The Metro region has rebounded from the Great Recession — and going forward, both population and job growth are expected to continue at a moderated pace as the region approaches its full potential and full employment.
That's according to Metro's draft 2018-2038 Regional Growth Forecast, which the agency and its partners will use to inform the Metro Council's urban growth management decision.
On April 11, three experts discussed the trends behind the regional forecast during a meeting of the Metro Policy Advisory Committee, whose members represent cities, counties, special districts and the public.
The panelists were Sheila Martin, director of Portland State University's Institute of Portland Metropolitan Studies; Tom Potiowsky, director of PSU's Northwest Economic Research Center; and Bill Reid, principal with consulting firm PNW Economics.
Lessons learned from recession
Potiowsky said that among the lessons learned from the recession is that government needs to step in to replace what the private sector isn't able to do, including supporting job creation.
"We had a lot of people lose their jobs as businesses changed their technology, occupations became less useful and these people then need to be retrained," he said. "That's where government can step in and provide help to get people back into the labor force and be able to be employed."
Martin suggested that more could have been done to invest in the infrastructure that was needed to meet the post-recession demand for new housing as newcomers arrived and millennials moved out of their parents' homes into places of their own.
"We knew that things were going to come back, that people would come back and that we would need this infrastructure," she said. "We could have been putting out-of-work construction workers to work during the recession and investing in the infrastructure that we knew we would need as the recession abated."
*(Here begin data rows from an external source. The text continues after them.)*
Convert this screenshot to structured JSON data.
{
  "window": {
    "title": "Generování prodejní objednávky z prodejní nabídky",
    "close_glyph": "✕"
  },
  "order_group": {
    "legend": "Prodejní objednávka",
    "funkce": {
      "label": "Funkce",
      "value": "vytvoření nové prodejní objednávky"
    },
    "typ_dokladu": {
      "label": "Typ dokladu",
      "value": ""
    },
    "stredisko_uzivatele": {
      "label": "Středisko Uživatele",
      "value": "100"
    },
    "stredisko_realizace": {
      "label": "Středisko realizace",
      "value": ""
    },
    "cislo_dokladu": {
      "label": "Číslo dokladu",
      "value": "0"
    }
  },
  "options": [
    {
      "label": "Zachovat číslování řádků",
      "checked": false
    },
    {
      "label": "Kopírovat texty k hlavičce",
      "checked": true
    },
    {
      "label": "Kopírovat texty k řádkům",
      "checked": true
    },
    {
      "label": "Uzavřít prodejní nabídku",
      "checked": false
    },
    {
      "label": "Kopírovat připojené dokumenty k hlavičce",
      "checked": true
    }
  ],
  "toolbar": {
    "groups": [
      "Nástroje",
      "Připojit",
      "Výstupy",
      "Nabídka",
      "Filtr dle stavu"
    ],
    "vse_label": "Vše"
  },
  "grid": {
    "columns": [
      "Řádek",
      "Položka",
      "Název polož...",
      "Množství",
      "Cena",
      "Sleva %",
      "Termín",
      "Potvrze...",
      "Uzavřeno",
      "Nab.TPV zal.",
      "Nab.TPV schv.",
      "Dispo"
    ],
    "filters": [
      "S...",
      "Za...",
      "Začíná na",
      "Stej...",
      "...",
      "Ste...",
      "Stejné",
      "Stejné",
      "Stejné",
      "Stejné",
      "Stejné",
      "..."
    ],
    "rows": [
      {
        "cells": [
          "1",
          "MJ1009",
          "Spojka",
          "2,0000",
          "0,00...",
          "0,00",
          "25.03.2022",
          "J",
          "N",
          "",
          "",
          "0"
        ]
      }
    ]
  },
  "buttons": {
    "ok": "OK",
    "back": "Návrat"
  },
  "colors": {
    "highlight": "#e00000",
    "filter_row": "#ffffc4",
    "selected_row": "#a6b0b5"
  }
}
Even as job and population growth have returned to pre-recession rates in recent years, the panel said the region faces uncertainties — everything from land availability to the risk of a trade war between the U.S. and China and the impact of changing technologies, among other issues.
Reid said a lack of industrial land with the required public services, like pipes and roads, could hinder employment growth in greater Portland.
"The biggest risk moving forward is the continued inability for cities and counties to meet the need for infrastructure from an upfront cost and financing perspective," he said. "It's holding cities back and getting places where employers can move to and build and employ people — that physical constraint is a gigantic risk for the employment forecast of this region moving forward."
Martin said an unknown is how major industries changing their business models will have an impact on the need for land. She used healthcare as an example, saying that there aren't enough hospitals to deal with the healthcare needs of an aging population.
"It seems to me that what's on the horizon for the healthcare industry is a change in their service model that requires less space," she said. "Maybe we can find a way to deliver healthcare services to people without having to build a huge number of new hospitals."
A tight labor market
The Portland area's unemployment rate fell below four percent in December. Businesses will find it harder to fill vacancies in a tight labor market, but Martin said it's an opportunity for employers to consider people they previously would not have.
There's an exodus of baby boomers retiring from the workforce, but with the coinciding increase of minorities, Martin said it's essential that employers be more inclusive in their hiring practices.
"The labor market is so tight that employers are beginning to reach into labor pools they might not have considered in the past," she said. "But they also have to be willing to invest in training to ensure that those people are productive and have a good experience with those employers in order to increase the tenure of a given worker at a given employment situation."
But Potiowsky cautioned that as the region's labor market nears full employment — the point at which nearly everyone who wants a job has one — it's also experiencing a slowdown in job growth.
"What we have to be careful about is whether the slowdown is the consequence of full employment or is it the consequence of it's becoming too expensive of a place to live," he said. "With the expansion of the economy overall in the U.S., are other metro areas that have more affordable housing and still have job growth, are they looking better? So we have to dig down into the reasons."
Competition between millennials and boomers
Martin said it's important that the region builds housing at different price points and styles. This followed an update earlier in the meeting on Metro's plans to place an affordable housing bond measure on the November ballot.
"It's really important that we continue to invest in building quality spaces that make denser living easier to take because continued population growth means that if we're going to protect our farms and forests the way we've committed to doing, we need to densify and that can affect our quality of life," she said.
She added that investments need to be made in central cities so that they continue to be desirable and safe places to live.
Reid said that as millennials begin buying their first homes, there's going to be increasing competition between them and baby boomers who also want to live in walkable, urban neighborhoods as they get older.
"Now it's a matter of delivering them housing that's affordable to them in those areas," he said.
Potiowsky said millennials are having to look to the suburbs once they realize they can't afford to live in Portland proper — which is putting pressure on suburbs to become more urbanized.
"That means all types of issues — transportation, the UGB, density — but if the aspect is too expensive, there's going to be demand out."
The regional forecast will be part of the 2018 Urban Growth Report, which is expected to be released in late June.